[Opening Information shown section]

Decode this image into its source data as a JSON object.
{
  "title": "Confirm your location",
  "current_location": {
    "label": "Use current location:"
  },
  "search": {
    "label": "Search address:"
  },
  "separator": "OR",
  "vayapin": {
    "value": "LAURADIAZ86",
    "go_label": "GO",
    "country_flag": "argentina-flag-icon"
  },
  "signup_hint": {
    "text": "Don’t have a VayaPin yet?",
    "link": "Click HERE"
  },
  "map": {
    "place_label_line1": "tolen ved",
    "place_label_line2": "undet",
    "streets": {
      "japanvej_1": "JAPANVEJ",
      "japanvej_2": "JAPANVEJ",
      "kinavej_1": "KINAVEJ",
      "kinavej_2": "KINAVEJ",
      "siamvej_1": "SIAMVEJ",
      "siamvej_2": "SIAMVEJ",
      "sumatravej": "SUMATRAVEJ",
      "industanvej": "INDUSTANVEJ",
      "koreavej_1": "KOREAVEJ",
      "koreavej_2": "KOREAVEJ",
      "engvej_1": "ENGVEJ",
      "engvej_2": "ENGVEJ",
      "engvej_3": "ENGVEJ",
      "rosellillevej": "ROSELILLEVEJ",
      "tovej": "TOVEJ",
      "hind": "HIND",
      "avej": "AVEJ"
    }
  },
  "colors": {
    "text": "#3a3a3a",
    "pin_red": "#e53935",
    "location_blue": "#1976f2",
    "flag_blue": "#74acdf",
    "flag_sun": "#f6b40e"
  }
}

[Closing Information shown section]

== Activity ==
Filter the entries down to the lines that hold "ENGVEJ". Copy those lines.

== Response ==
      "engvej_1": "ENGVEJ",
      "engvej_2": "ENGVEJ",
      "engvej_3": "ENGVEJ",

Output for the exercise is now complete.